*** Available data ***

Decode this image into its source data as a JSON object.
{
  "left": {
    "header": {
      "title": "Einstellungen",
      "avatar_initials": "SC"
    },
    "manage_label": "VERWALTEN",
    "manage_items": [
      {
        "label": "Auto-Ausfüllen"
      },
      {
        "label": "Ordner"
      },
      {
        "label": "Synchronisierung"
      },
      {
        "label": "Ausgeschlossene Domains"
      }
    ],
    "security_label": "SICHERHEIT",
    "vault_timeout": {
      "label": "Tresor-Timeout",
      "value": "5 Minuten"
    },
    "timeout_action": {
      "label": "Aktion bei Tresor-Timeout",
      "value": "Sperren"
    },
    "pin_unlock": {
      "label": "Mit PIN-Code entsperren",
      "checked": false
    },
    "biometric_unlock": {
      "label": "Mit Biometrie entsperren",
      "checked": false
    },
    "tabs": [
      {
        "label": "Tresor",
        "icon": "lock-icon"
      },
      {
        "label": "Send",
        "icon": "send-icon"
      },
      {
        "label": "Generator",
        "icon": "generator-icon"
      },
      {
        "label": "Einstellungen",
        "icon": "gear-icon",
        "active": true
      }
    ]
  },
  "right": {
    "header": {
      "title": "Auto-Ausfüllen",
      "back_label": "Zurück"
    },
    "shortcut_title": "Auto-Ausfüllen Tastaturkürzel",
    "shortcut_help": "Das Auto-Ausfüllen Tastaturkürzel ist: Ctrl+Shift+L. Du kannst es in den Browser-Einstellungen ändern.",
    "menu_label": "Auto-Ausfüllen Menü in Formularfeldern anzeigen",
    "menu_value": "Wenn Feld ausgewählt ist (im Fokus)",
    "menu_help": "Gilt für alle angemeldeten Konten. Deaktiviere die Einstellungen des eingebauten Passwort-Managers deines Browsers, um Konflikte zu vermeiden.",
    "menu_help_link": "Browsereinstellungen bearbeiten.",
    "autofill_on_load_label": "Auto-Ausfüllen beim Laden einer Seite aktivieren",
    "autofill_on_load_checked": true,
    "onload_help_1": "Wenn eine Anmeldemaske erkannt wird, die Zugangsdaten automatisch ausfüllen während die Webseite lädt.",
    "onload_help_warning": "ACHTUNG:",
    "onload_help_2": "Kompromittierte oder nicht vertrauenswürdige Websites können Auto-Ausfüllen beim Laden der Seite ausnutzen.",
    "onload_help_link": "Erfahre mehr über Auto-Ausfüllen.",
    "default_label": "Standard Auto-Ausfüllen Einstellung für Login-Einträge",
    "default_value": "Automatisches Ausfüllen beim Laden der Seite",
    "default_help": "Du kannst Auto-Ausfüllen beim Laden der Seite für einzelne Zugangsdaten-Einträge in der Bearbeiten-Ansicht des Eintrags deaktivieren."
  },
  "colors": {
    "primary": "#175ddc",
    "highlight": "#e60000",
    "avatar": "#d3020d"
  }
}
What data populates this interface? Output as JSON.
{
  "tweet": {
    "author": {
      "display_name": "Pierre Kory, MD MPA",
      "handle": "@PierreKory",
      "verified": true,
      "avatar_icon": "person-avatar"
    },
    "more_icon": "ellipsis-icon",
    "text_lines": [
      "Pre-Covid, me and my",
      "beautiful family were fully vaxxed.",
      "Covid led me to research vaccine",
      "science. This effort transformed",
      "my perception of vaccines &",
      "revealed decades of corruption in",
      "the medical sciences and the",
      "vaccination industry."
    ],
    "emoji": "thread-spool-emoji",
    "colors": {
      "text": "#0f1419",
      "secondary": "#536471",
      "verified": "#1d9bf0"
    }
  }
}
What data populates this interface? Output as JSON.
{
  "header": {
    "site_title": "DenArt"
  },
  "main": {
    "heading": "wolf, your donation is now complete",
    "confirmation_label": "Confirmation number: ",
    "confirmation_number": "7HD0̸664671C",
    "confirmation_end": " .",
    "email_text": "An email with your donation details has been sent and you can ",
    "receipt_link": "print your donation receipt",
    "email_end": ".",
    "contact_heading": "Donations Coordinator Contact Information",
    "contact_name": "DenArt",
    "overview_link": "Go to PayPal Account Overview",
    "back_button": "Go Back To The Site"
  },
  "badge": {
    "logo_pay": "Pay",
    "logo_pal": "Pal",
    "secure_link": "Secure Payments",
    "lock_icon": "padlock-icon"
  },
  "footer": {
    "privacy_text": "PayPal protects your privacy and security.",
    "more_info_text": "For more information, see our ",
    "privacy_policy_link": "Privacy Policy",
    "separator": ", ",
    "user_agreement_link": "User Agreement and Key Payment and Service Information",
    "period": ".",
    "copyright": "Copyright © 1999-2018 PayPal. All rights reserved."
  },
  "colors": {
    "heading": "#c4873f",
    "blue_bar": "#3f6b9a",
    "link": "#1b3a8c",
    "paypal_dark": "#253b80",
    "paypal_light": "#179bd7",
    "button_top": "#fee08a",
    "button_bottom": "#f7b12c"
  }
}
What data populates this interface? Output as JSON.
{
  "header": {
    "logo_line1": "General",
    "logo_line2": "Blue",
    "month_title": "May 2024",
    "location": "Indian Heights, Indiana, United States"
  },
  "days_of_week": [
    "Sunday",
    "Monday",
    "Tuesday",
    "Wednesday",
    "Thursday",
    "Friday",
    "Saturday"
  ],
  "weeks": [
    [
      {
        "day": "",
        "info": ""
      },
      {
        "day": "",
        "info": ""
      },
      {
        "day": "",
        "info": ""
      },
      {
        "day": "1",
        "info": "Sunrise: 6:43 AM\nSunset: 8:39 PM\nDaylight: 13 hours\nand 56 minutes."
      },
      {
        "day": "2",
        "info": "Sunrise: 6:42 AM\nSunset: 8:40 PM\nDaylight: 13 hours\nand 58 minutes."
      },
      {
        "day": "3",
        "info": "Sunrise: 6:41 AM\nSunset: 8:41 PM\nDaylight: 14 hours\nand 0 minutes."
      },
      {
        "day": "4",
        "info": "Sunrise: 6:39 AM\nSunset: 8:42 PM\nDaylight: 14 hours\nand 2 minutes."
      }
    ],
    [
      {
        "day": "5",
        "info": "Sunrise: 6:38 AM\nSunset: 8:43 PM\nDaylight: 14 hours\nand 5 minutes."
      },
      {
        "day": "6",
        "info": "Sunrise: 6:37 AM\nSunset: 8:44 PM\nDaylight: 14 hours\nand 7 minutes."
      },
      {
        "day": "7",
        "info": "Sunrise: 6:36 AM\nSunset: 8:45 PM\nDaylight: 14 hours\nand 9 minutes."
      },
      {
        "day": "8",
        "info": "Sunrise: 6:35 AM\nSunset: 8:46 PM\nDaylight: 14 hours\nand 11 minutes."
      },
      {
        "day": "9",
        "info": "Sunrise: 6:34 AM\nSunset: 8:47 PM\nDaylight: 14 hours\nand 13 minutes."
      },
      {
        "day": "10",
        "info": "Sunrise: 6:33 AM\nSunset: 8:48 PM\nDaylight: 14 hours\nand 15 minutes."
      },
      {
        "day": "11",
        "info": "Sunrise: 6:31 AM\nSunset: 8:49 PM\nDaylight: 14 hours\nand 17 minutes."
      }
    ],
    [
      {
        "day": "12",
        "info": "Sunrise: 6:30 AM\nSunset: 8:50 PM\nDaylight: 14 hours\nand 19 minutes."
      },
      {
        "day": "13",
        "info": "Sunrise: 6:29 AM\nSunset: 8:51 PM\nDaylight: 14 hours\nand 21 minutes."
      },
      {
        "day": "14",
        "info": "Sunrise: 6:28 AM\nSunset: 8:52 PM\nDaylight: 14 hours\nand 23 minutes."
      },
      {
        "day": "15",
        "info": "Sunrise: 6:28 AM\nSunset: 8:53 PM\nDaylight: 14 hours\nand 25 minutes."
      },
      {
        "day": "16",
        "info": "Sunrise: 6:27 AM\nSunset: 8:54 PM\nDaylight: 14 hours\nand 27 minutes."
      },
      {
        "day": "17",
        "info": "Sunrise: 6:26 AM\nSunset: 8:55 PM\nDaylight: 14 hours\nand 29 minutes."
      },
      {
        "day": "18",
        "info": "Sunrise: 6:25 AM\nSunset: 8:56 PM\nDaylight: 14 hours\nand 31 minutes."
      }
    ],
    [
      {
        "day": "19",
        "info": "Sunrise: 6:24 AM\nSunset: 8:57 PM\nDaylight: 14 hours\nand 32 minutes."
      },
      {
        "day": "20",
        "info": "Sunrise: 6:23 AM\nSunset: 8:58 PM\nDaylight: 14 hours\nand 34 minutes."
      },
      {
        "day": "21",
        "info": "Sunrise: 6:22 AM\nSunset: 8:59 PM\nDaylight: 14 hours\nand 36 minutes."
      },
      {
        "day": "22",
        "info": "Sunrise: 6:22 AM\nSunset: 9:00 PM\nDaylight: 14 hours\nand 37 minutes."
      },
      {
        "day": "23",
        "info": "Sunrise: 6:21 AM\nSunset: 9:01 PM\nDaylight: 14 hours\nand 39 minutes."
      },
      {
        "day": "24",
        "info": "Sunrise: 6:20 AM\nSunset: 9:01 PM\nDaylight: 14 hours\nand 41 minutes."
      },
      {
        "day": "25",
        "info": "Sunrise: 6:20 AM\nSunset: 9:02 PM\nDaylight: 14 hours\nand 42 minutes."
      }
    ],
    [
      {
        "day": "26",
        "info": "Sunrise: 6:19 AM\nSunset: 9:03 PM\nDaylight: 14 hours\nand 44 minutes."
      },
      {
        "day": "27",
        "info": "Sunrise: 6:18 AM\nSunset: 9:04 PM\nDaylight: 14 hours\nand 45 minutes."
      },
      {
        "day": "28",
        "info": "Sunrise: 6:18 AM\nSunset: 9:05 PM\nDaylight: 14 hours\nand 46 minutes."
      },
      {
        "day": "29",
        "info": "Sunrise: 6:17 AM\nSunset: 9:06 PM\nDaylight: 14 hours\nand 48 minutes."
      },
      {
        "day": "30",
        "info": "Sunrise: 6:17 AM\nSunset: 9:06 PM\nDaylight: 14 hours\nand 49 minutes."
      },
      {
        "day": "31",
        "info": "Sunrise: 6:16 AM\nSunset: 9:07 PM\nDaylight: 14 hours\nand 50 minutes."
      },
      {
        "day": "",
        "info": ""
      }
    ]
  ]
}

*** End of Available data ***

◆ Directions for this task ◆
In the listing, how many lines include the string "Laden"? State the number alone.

◆ Exercise answer ◆
4